• EXERCISE DESCRIPTION: The answer must consist of every line from the data that holds "effort".

(Data about app and page elements)
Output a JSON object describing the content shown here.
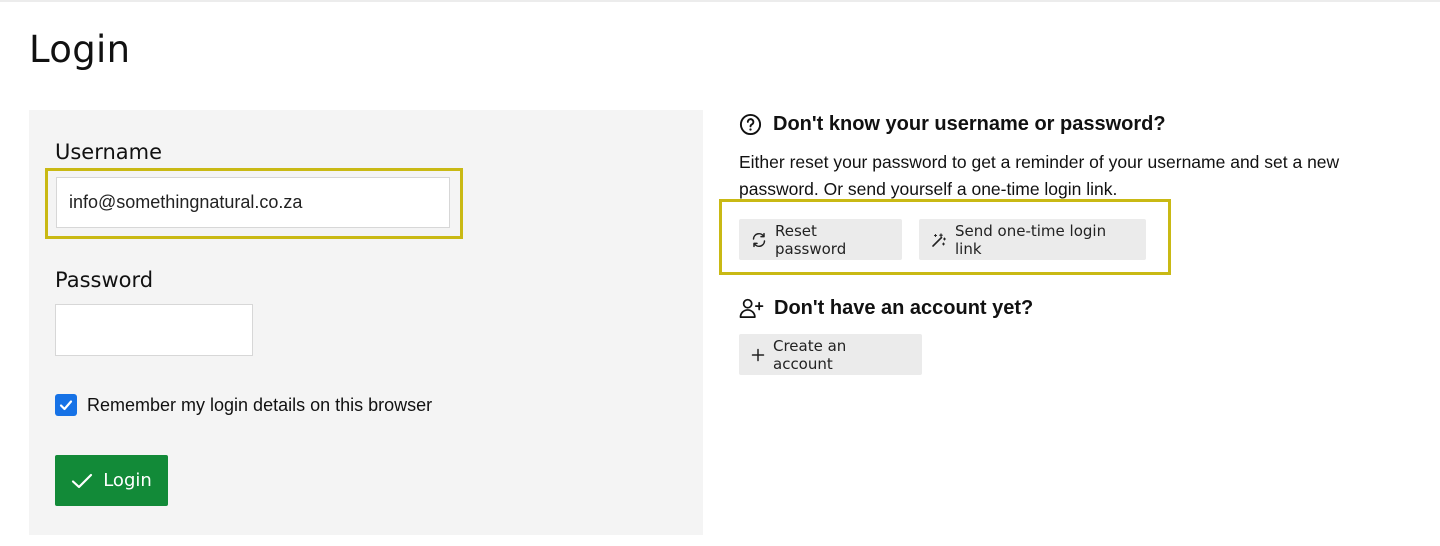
{
  "page": {
    "title": "Login"
  },
  "login_form": {
    "username_label": "Username",
    "username_value": "info@somethingnatural.co.za",
    "password_label": "Password",
    "password_value": "",
    "remember_label": "Remember my login details on this browser",
    "remember_checked": true,
    "login_button_label": "Login"
  },
  "help": {
    "icon": "question-circle-icon",
    "title": "Don't know your username or password?",
    "text": "Either reset your password to get a reminder of your username and set a new password. Or send yourself a one-time login link.",
    "reset_button_label": "Reset password",
    "reset_icon": "refresh-icon",
    "onetime_button_label": "Send one-time login link",
    "onetime_icon": "magic-wand-icon"
  },
  "account": {
    "icon": "user-plus-icon",
    "title": "Don't have an account yet?",
    "create_button_label": "Create an account",
    "create_icon": "plus-icon"
  },
  "colors": {
    "highlight": "#c9b914",
    "login_button": "#128a38",
    "checkbox": "#1672e6",
    "panel_bg": "#f4f4f4",
    "secondary_button_bg": "#ebebeb"
  }
}
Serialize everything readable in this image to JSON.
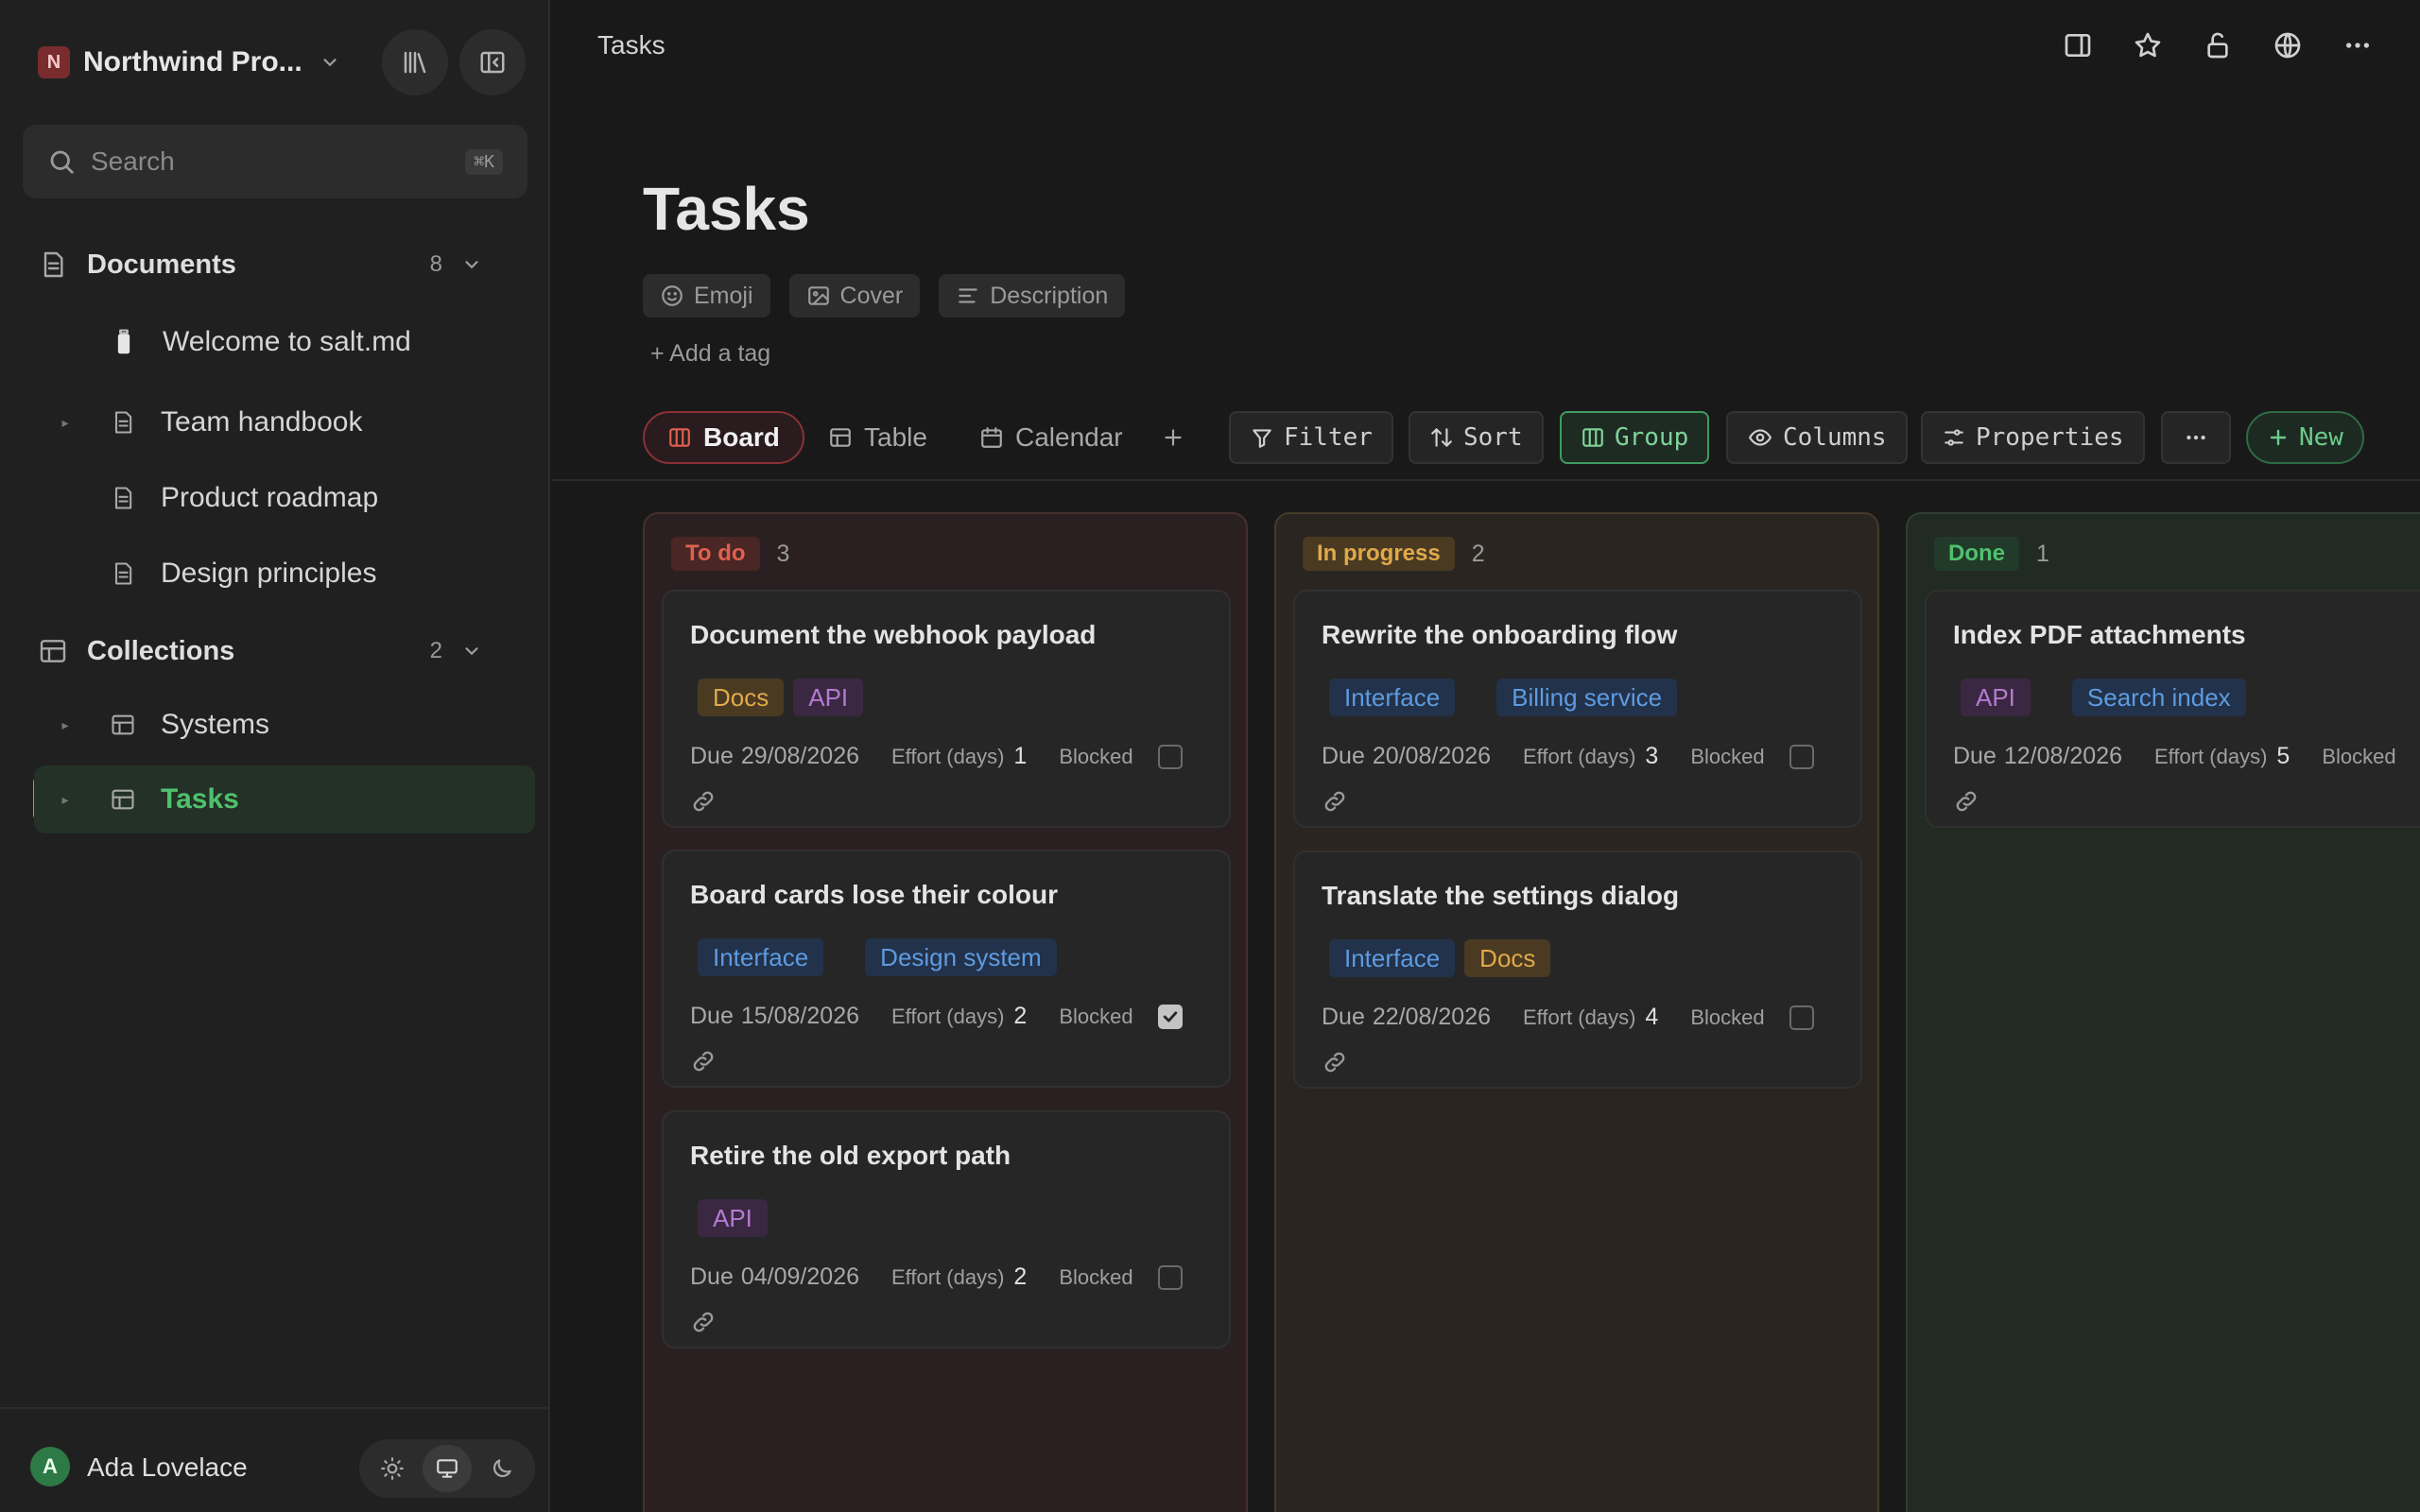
{
  "workspace": {
    "initial": "N",
    "name": "Northwind Pro..."
  },
  "search": {
    "placeholder": "Search",
    "shortcut": "⌘K"
  },
  "sections": {
    "documents": {
      "label": "Documents",
      "count": "8"
    },
    "collections": {
      "label": "Collections",
      "count": "2"
    }
  },
  "nav": {
    "documents": [
      {
        "label": "Welcome to salt.md",
        "icon": "salt-shaker-icon"
      },
      {
        "label": "Team handbook",
        "icon": "document-icon"
      },
      {
        "label": "Product roadmap",
        "icon": "document-icon"
      },
      {
        "label": "Design principles",
        "icon": "document-icon"
      }
    ],
    "collections": [
      {
        "label": "Systems",
        "icon": "table-icon"
      },
      {
        "label": "Tasks",
        "icon": "table-icon",
        "active": true
      }
    ]
  },
  "user": {
    "initial": "A",
    "name": "Ada Lovelace"
  },
  "topbar": {
    "title": "Tasks"
  },
  "page": {
    "title": "Tasks",
    "meta": {
      "emoji": "Emoji",
      "cover": "Cover",
      "description": "Description"
    },
    "add_tag": "+ Add a tag"
  },
  "views": {
    "board": "Board",
    "table": "Table",
    "calendar": "Calendar",
    "active": "Board"
  },
  "tools": {
    "filter": "Filter",
    "sort": "Sort",
    "group": "Group",
    "columns": "Columns",
    "properties": "Properties",
    "new": "New"
  },
  "colors": {
    "accent_green": "#4fc16d",
    "todo": "#e0614f",
    "in_progress": "#e0a94a",
    "done": "#4fc16d"
  },
  "labels": {
    "due": "Due",
    "effort": "Effort (days)",
    "blocked": "Blocked"
  },
  "board": {
    "columns": [
      {
        "name": "To do",
        "count": "3",
        "cards": [
          {
            "title": "Document the webhook payload",
            "tags": [
              "Docs",
              "API"
            ],
            "due": "29/08/2026",
            "effort": "1",
            "blocked": false
          },
          {
            "title": "Board cards lose their colour",
            "tags": [
              "Interface",
              "Design system"
            ],
            "due": "15/08/2026",
            "effort": "2",
            "blocked": true
          },
          {
            "title": "Retire the old export path",
            "tags": [
              "API"
            ],
            "due": "04/09/2026",
            "effort": "2",
            "blocked": false
          }
        ]
      },
      {
        "name": "In progress",
        "count": "2",
        "cards": [
          {
            "title": "Rewrite the onboarding flow",
            "tags": [
              "Interface",
              "Billing service"
            ],
            "due": "20/08/2026",
            "effort": "3",
            "blocked": false
          },
          {
            "title": "Translate the settings dialog",
            "tags": [
              "Interface",
              "Docs"
            ],
            "due": "22/08/2026",
            "effort": "4",
            "blocked": false
          }
        ]
      },
      {
        "name": "Done",
        "count": "1",
        "cards": [
          {
            "title": "Index PDF attachments",
            "tags": [
              "API",
              "Search index"
            ],
            "due": "12/08/2026",
            "effort": "5",
            "blocked": false
          }
        ]
      }
    ]
  }
}
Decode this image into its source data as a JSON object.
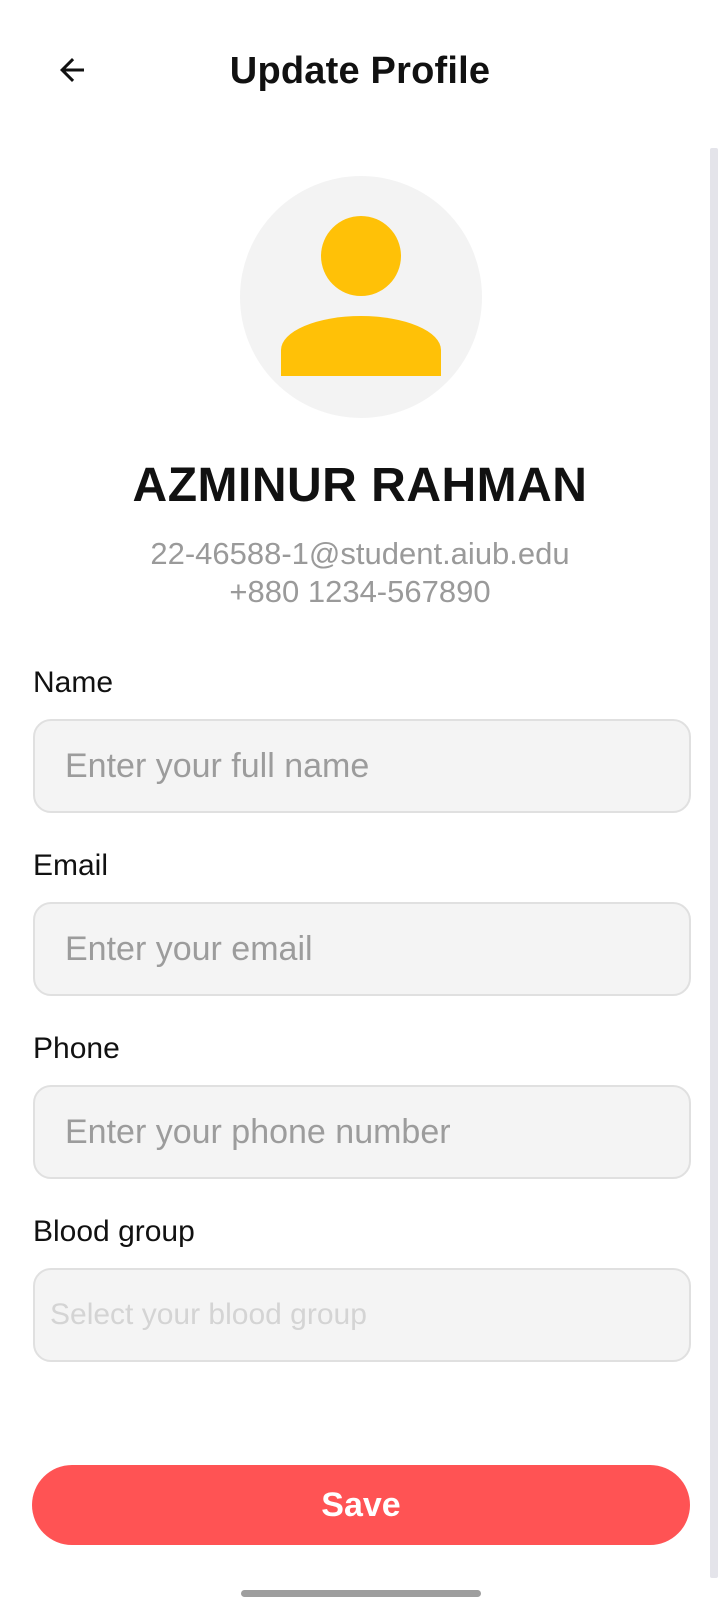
{
  "header": {
    "title": "Update Profile",
    "back_icon": "arrow-left-icon"
  },
  "profile": {
    "avatar_icon": "person-icon",
    "avatar_color": "#ffc107",
    "name": "AZMINUR RAHMAN",
    "email": "22-46588-1@student.aiub.edu",
    "phone": "+880 1234-567890"
  },
  "form": {
    "name": {
      "label": "Name",
      "placeholder": "Enter your full name",
      "value": ""
    },
    "email": {
      "label": "Email",
      "placeholder": "Enter your email",
      "value": ""
    },
    "phone": {
      "label": "Phone",
      "placeholder": "Enter your phone number",
      "value": ""
    },
    "blood_group": {
      "label": "Blood group",
      "placeholder": "Select your blood group"
    }
  },
  "save_button": {
    "label": "Save",
    "color": "#ff5354"
  }
}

• RESPONSE:
    "effort": "Effort (days)",
            "effort": "1",
            "effort": "2",
            "effort": "2",
            "effort": "3",
            "effort": "4",
            "effort": "5",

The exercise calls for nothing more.